- [AVAILABLE DATA]

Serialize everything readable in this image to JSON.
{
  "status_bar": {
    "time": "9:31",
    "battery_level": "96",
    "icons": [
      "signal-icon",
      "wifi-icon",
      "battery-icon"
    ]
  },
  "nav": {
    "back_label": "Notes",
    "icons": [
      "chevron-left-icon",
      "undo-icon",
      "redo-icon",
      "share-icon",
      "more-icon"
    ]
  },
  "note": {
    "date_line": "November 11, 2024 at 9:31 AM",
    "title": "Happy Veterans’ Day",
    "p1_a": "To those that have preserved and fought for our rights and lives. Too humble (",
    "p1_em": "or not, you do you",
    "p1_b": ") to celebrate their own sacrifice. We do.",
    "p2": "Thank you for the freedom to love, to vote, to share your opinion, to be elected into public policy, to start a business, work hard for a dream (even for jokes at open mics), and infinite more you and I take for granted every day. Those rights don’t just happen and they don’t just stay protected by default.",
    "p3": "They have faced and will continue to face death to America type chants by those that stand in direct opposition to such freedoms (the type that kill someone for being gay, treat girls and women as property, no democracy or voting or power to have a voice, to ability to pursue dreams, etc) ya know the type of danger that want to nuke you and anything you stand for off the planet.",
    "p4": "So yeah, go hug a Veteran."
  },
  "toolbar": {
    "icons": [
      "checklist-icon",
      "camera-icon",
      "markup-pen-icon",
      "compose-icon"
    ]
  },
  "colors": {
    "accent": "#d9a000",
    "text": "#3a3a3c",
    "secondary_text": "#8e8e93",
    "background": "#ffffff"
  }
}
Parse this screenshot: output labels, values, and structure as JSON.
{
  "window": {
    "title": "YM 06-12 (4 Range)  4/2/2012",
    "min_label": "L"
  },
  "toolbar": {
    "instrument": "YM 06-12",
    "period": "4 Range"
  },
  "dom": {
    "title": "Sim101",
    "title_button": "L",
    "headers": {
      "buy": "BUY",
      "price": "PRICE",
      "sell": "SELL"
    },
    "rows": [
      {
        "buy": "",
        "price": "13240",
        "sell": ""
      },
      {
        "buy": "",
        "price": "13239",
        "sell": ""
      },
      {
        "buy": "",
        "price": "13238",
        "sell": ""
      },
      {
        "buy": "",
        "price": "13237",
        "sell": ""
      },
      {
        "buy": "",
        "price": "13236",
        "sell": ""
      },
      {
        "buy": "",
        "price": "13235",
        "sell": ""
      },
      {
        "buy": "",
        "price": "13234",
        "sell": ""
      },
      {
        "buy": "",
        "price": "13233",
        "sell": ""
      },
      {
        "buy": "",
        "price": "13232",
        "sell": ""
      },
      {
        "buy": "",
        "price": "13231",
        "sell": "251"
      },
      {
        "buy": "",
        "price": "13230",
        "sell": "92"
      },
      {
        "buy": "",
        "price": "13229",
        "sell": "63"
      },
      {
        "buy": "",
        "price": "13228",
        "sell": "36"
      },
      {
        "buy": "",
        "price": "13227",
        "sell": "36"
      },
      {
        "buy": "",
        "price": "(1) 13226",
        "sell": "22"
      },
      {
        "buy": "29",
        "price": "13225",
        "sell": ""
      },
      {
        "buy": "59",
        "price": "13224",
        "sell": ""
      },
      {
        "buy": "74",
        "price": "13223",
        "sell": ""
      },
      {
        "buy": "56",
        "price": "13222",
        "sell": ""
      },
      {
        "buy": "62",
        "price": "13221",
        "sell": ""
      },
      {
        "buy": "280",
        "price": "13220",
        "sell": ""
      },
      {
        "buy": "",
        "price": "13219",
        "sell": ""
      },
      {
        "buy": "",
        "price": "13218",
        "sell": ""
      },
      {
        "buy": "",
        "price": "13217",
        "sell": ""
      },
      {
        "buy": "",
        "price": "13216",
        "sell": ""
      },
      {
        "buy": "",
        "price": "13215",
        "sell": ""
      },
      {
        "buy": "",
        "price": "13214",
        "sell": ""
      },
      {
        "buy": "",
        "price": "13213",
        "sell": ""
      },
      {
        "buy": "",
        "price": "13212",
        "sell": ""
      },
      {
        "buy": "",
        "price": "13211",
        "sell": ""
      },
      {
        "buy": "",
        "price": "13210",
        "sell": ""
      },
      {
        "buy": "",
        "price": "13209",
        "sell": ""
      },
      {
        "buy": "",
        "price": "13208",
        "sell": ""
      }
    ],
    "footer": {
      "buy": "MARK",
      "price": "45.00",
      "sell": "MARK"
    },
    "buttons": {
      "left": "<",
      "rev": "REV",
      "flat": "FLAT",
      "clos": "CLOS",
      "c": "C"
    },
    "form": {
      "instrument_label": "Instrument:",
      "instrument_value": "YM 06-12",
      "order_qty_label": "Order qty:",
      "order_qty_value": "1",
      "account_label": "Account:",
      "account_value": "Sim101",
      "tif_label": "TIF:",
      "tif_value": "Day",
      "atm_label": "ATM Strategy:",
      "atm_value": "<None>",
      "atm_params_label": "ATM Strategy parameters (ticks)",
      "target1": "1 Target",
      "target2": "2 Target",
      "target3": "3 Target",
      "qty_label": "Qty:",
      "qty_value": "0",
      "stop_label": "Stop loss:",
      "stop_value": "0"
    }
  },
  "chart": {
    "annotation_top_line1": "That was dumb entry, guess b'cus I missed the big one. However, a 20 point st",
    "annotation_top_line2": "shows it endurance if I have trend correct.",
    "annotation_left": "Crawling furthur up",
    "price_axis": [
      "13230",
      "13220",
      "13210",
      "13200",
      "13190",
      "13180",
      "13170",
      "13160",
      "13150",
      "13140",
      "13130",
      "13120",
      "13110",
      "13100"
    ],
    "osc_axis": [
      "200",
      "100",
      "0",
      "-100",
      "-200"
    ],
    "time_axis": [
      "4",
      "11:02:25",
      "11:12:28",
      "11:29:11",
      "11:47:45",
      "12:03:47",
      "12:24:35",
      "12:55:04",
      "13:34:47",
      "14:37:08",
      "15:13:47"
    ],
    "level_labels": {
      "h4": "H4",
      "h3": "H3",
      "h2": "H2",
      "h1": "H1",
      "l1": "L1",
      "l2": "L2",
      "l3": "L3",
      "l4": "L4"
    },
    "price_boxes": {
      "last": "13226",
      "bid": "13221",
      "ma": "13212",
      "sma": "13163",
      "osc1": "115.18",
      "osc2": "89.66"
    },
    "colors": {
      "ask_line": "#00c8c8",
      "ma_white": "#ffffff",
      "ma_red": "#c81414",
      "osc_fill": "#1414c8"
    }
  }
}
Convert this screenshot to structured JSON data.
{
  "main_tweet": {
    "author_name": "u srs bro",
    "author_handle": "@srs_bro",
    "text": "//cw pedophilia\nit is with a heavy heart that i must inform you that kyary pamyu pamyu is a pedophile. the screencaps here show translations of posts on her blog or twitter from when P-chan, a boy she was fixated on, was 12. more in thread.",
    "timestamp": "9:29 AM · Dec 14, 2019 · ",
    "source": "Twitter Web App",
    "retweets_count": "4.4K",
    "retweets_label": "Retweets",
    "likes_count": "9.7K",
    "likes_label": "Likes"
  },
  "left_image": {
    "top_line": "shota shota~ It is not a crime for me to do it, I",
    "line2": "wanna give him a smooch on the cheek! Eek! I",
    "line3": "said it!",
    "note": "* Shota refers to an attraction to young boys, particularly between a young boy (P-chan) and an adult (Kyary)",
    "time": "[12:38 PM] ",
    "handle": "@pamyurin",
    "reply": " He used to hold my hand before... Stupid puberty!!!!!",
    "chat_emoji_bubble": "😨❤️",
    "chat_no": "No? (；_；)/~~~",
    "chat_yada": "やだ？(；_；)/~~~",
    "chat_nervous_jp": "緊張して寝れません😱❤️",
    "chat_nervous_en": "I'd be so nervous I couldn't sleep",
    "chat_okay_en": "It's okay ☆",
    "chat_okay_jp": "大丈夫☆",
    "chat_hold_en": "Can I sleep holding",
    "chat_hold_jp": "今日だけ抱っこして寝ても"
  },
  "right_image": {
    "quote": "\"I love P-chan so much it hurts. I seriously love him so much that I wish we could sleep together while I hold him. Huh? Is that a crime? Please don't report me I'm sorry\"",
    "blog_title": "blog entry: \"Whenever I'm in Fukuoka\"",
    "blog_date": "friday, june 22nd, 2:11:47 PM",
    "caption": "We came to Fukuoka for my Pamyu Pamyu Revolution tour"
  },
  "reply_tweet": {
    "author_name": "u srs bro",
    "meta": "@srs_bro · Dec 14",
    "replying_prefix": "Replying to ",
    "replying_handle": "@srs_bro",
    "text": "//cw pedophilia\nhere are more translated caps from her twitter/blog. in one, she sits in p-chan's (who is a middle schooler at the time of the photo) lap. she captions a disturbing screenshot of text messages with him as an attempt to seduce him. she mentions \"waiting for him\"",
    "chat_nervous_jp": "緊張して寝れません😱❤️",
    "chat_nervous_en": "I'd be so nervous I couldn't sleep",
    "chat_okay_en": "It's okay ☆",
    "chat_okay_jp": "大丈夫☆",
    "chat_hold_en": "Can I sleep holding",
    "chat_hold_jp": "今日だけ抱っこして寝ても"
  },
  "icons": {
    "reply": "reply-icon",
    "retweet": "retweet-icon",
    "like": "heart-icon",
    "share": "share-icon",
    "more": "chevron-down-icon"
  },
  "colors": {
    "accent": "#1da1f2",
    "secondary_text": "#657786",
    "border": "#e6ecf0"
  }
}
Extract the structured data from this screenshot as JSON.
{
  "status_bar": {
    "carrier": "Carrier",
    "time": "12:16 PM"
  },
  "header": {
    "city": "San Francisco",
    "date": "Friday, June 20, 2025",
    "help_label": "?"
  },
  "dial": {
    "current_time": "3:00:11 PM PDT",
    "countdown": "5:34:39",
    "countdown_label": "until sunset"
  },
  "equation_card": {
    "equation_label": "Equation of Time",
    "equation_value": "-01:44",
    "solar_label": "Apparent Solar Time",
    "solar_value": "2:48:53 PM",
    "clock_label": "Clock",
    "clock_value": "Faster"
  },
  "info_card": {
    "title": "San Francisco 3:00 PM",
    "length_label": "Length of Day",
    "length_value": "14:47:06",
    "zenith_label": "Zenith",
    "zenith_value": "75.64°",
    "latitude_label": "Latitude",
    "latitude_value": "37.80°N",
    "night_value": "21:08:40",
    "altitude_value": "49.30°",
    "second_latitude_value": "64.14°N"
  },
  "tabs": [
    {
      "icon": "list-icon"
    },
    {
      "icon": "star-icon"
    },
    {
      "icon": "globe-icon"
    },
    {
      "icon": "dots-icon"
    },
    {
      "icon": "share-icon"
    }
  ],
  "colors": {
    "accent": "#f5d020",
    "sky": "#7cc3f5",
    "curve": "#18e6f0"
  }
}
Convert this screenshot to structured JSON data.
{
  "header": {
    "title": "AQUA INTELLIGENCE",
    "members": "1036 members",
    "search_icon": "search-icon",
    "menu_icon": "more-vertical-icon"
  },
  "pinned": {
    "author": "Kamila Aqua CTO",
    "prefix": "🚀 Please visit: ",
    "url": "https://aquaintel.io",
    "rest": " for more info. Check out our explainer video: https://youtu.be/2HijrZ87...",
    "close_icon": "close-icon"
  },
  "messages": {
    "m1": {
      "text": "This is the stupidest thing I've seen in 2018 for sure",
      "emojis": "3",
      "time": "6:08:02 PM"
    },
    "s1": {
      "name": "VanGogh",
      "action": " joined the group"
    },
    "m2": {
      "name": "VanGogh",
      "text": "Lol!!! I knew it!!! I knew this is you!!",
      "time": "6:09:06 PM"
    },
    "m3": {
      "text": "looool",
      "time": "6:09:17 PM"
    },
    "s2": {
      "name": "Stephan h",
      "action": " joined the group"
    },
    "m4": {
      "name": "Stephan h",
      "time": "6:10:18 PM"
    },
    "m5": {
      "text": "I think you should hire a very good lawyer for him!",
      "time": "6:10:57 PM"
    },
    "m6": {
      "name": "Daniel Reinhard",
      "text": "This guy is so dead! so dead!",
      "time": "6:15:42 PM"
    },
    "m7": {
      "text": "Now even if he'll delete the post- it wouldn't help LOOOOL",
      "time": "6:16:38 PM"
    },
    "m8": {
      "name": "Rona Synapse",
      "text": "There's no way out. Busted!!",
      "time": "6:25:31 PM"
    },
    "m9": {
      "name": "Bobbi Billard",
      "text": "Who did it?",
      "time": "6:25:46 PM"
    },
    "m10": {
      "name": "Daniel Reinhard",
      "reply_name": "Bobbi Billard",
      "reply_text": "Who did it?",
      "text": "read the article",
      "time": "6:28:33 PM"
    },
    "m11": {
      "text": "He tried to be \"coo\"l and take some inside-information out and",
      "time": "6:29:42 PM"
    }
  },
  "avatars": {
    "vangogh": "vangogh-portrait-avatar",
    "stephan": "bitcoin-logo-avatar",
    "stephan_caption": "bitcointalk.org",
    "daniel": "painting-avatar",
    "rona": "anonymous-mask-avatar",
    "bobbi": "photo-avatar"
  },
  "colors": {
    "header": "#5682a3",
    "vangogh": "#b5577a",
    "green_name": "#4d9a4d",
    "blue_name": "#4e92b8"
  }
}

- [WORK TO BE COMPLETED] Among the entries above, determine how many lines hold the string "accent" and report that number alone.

- [TASK ANSWER] 3